#### Input data ####

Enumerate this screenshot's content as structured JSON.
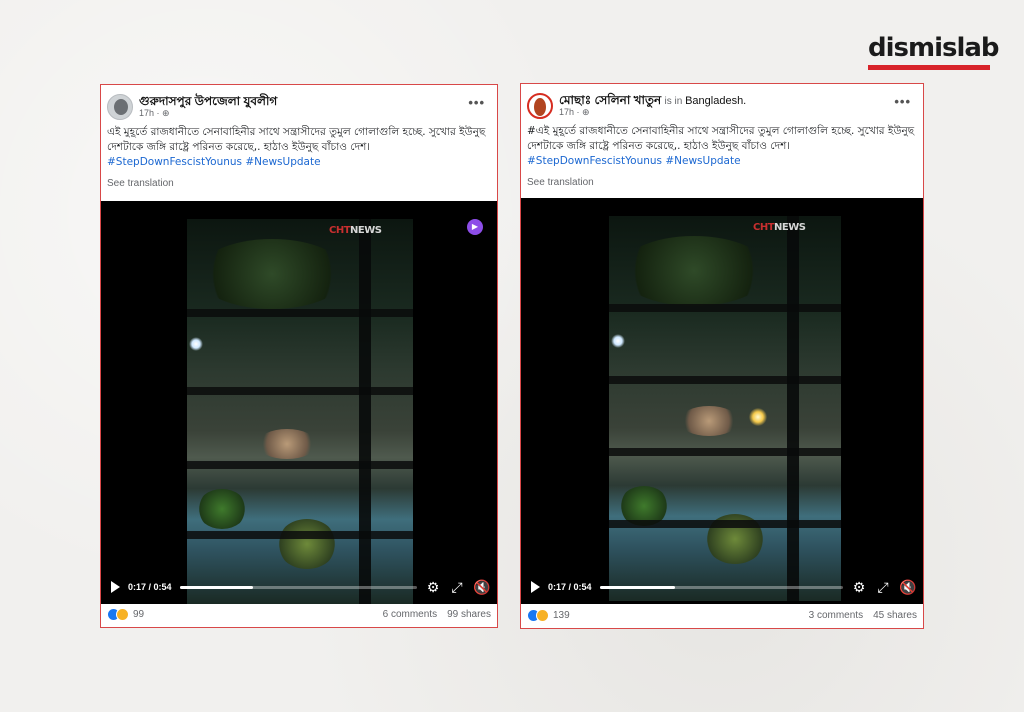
{
  "brand": {
    "name": "dismislab",
    "accent": "#d8232a"
  },
  "posts": [
    {
      "author": "গুরুদাসপুর উপজেলা যুবলীগ",
      "location_prefix": "",
      "location": "",
      "time": "17h · ",
      "text": "এই মুহূর্তে রাজধানীতে সেনাবাহিনীর সাথে সন্ত্রাসীদের তুমুল গোলাগুলি হচ্ছে. সুখোর ইউনুছ দেশটাকে জঙ্গি রাষ্ট্রে পরিনত করেছে,. হাঠাও ইউনুছ বাঁচাও দেশ।",
      "hashtags": "#StepDownFescistYounus #NewsUpdate",
      "see_translation": "See translation",
      "watermark": "CHT",
      "watermark_suffix": "NEWS",
      "video_time": "0:17 / 0:54",
      "progress": 0.31,
      "reactions": "99",
      "comments": "6 comments",
      "shares": "99 shares"
    },
    {
      "author": "মোছাঃ সেলিনা খাতুন",
      "location_prefix": "is in ",
      "location": "Bangladesh.",
      "time": "17h · ",
      "text": "#এই মুহূর্তে রাজধানীতে সেনাবাহিনীর সাথে সন্ত্রাসীদের তুমুল গোলাগুলি হচ্ছে. সুখোর ইউনুছ দেশটাকে জঙ্গি রাষ্ট্রে পরিনত করেছে,. হাঠাও ইউনুছ বাঁচাও দেশ।",
      "hashtags": "#StepDownFescistYounus #NewsUpdate",
      "see_translation": "See translation",
      "watermark": "CHT",
      "watermark_suffix": "NEWS",
      "video_time": "0:17 / 0:54",
      "progress": 0.31,
      "reactions": "139",
      "comments": "3 comments",
      "shares": "45 shares"
    }
  ]
}
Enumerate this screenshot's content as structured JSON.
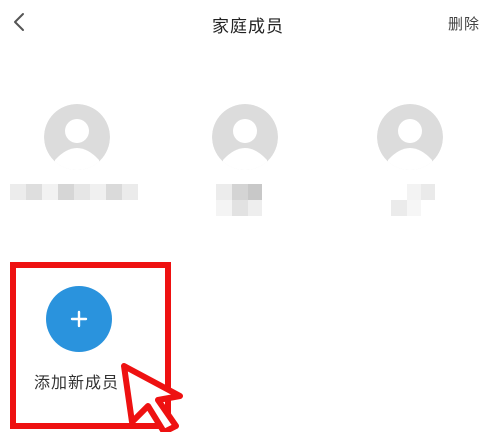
{
  "header": {
    "title": "家庭成员",
    "delete_label": "删除",
    "back_icon": "chevron-left-icon"
  },
  "members": [
    {
      "avatar_icon": "default-avatar-icon",
      "name_state": "pixelated"
    },
    {
      "avatar_icon": "default-avatar-icon",
      "name_state": "pixelated"
    },
    {
      "avatar_icon": "default-avatar-icon",
      "name_state": "pixelated"
    }
  ],
  "add_member": {
    "label": "添加新成员",
    "icon": "plus-icon",
    "accent_color": "#2a93dd"
  },
  "annotation": {
    "highlight_color": "#ee1111",
    "icon": "cursor-arrow-icon"
  },
  "colors": {
    "avatar_bg": "#dcdcdc",
    "avatar_fg": "#ffffff"
  }
}
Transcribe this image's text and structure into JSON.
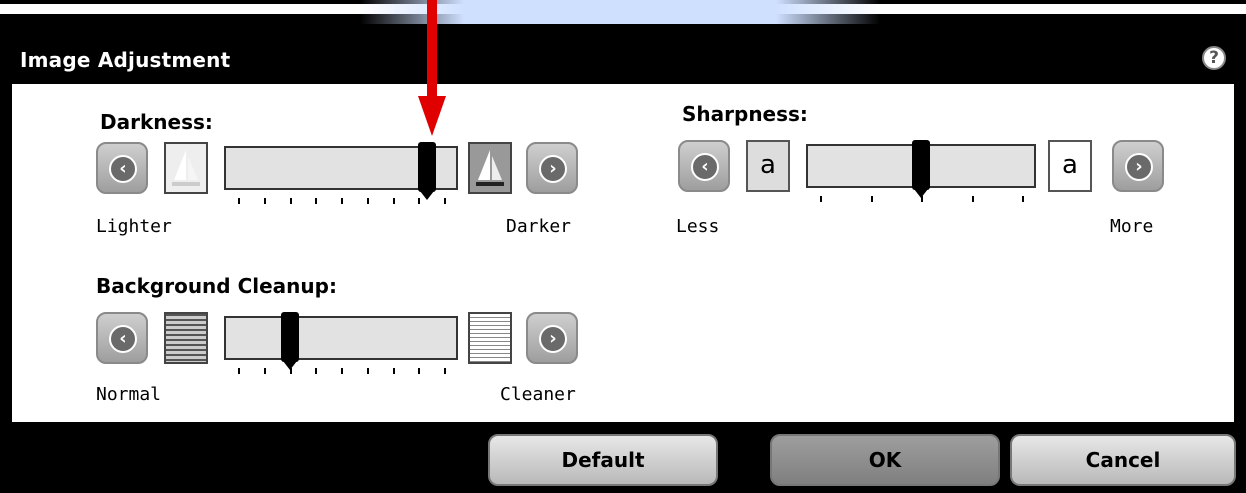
{
  "dialog": {
    "title": "Image Adjustment",
    "help_icon": "help-icon",
    "help_text": "?"
  },
  "darkness": {
    "label": "Darkness:",
    "left_label": "Lighter",
    "right_label": "Darker",
    "level": 0.92
  },
  "sharpness": {
    "label": "Sharpness:",
    "left_label": "Less",
    "right_label": "More",
    "level": 0.5,
    "left_letter": "a",
    "right_letter": "a"
  },
  "background": {
    "label": "Background Cleanup:",
    "left_label": "Normal",
    "right_label": "Cleaner",
    "level": 0.25
  },
  "buttons": {
    "default": "Default",
    "ok": "OK",
    "cancel": "Cancel"
  },
  "colors": {
    "annotation_arrow": "#e00000"
  }
}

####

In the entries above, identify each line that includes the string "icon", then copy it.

- Completed exercise
    "back_icon": "chevron-left-icon"
      "avatar_icon": "default-avatar-icon",
      "avatar_icon": "default-avatar-icon",
      "avatar_icon": "default-avatar-icon",
    "icon": "plus-icon",
    "icon": "cursor-arrow-icon"
    "help_icon": "help-icon",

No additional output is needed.